INSTRUCTIONS TO FOLLOW
From the data below, restate every line word for word.

MATERIAL SUPPLIED
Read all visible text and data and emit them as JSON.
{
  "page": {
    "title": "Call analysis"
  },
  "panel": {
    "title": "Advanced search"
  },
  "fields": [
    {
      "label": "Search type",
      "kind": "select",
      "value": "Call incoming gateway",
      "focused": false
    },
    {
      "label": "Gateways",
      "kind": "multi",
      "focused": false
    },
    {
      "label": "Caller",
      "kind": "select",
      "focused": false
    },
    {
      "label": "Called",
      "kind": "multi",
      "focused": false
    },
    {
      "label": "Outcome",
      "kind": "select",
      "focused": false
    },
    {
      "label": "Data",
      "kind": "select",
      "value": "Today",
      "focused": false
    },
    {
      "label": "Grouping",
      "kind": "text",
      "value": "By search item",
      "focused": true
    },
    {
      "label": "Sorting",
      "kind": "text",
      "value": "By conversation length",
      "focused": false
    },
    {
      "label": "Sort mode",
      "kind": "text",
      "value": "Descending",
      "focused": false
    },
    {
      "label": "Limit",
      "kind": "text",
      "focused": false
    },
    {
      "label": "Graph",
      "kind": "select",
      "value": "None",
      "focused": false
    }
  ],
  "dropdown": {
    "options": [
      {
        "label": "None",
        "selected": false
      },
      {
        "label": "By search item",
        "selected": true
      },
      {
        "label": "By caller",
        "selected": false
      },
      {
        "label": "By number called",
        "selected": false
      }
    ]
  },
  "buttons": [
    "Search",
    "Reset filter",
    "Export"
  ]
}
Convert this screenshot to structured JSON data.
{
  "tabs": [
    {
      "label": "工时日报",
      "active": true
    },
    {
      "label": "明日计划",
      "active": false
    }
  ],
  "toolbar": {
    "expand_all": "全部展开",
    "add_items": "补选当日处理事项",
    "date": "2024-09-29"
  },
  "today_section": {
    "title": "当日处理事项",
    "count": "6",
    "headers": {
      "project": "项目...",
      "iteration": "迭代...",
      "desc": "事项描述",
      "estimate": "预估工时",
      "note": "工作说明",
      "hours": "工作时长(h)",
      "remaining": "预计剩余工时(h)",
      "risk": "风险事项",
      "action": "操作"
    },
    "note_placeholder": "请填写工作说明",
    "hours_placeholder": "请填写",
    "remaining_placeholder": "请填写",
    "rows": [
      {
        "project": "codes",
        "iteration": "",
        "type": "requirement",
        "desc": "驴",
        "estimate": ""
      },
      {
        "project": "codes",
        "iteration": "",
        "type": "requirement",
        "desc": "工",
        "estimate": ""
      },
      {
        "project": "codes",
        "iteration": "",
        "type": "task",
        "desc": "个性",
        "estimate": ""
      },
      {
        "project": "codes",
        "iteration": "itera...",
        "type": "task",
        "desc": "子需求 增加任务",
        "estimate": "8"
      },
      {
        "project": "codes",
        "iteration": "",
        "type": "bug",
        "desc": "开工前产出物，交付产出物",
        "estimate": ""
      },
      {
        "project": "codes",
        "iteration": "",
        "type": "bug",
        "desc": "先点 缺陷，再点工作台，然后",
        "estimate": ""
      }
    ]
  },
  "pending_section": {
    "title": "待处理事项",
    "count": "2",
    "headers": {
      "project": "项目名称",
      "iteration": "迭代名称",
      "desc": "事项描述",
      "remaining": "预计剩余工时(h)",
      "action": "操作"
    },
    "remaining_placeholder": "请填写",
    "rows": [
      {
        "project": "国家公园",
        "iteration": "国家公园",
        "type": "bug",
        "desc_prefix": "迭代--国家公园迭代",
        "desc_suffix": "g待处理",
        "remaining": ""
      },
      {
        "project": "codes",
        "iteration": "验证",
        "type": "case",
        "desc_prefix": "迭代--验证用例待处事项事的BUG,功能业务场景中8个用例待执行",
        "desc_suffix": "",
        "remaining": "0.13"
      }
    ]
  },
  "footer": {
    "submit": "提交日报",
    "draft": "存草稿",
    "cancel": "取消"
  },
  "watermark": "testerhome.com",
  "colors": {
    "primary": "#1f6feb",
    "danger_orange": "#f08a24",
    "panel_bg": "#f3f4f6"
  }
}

OUTPUT FOR THIS TASK
Read all visible text and data and emit them as JSON.
{
  "page": {
    "title": "Call analysis"
  },
  "panel": {
    "title": "Advanced search"
  },
  "fields": [
    {
      "label": "Search type",
      "kind": "select",
      "value": "Call incoming gateway",
      "focused": false
    },
    {
      "label": "Gateways",
      "kind": "multi",
      "focused": false
    },
    {
      "label": "Caller",
      "kind": "select",
      "focused": false
    },
    {
      "label": "Called",
      "kind": "multi",
      "focused": false
    },
    {
      "label": "Outcome",
      "kind": "select",
      "focused": false
    },
    {
      "label": "Data",
      "kind": "select",
      "value": "Today",
      "focused": false
    },
    {
      "label": "Grouping",
      "kind": "text",
      "value": "By search item",
      "focused": true
    },
    {
      "label": "Sorting",
      "kind": "text",
      "value": "By conversation length",
      "focused": false
    },
    {
      "label": "Sort mode",
      "kind": "text",
      "value": "Descending",
      "focused": false
    },
    {
      "label": "Limit",
      "kind": "text",
      "focused": false
    },
    {
      "label": "Graph",
      "kind": "select",
      "value": "None",
      "focused": false
    }
  ],
  "dropdown": {
    "options": [
      {
        "label": "None",
        "selected": false
      },
      {
        "label": "By search item",
        "selected": true
      },
      {
        "label": "By caller",
        "selected": false
      },
      {
        "label": "By number called",
        "selected": false
      }
    ]
  },
  "buttons": [
    "Search",
    "Reset filter",
    "Export"
  ]
}
Convert this screenshot to structured JSON data.
{
  "tabs": [
    {
      "label": "工时日报",
      "active": true
    },
    {
      "label": "明日计划",
      "active": false
    }
  ],
  "toolbar": {
    "expand_all": "全部展开",
    "add_items": "补选当日处理事项",
    "date": "2024-09-29"
  },
  "today_section": {
    "title": "当日处理事项",
    "count": "6",
    "headers": {
      "project": "项目...",
      "iteration": "迭代...",
      "desc": "事项描述",
      "estimate": "预估工时",
      "note": "工作说明",
      "hours": "工作时长(h)",
      "remaining": "预计剩余工时(h)",
      "risk": "风险事项",
      "action": "操作"
    },
    "note_placeholder": "请填写工作说明",
    "hours_placeholder": "请填写",
    "remaining_placeholder": "请填写",
    "rows": [
      {
        "project": "codes",
        "iteration": "",
        "type": "requirement",
        "desc": "驴",
        "estimate": ""
      },
      {
        "project": "codes",
        "iteration": "",
        "type": "requirement",
        "desc": "工",
        "estimate": ""
      },
      {
        "project": "codes",
        "iteration": "",
        "type": "task",
        "desc": "个性",
        "estimate": ""
      },
      {
        "project": "codes",
        "iteration": "itera...",
        "type": "task",
        "desc": "子需求 增加任务",
        "estimate": "8"
      },
      {
        "project": "codes",
        "iteration": "",
        "type": "bug",
        "desc": "开工前产出物，交付产出物",
        "estimate": ""
      },
      {
        "project": "codes",
        "iteration": "",
        "type": "bug",
        "desc": "先点 缺陷，再点工作台，然后",
        "estimate": ""
      }
    ]
  },
  "pending_section": {
    "title": "待处理事项",
    "count": "2",
    "headers": {
      "project": "项目名称",
      "iteration": "迭代名称",
      "desc": "事项描述",
      "remaining": "预计剩余工时(h)",
      "action": "操作"
    },
    "remaining_placeholder": "请填写",
    "rows": [
      {
        "project": "国家公园",
        "iteration": "国家公园",
        "type": "bug",
        "desc_prefix": "迭代--国家公园迭代",
        "desc_suffix": "g待处理",
        "remaining": ""
      },
      {
        "project": "codes",
        "iteration": "验证",
        "type": "case",
        "desc_prefix": "迭代--验证用例待处事项事的BUG,功能业务场景中8个用例待执行",
        "desc_suffix": "",
        "remaining": "0.13"
      }
    ]
  },
  "footer": {
    "submit": "提交日报",
    "draft": "存草稿",
    "cancel": "取消"
  },
  "watermark": "testerhome.com",
  "colors": {
    "primary": "#1f6feb",
    "danger_orange": "#f08a24",
    "panel_bg": "#f3f4f6"
  }
}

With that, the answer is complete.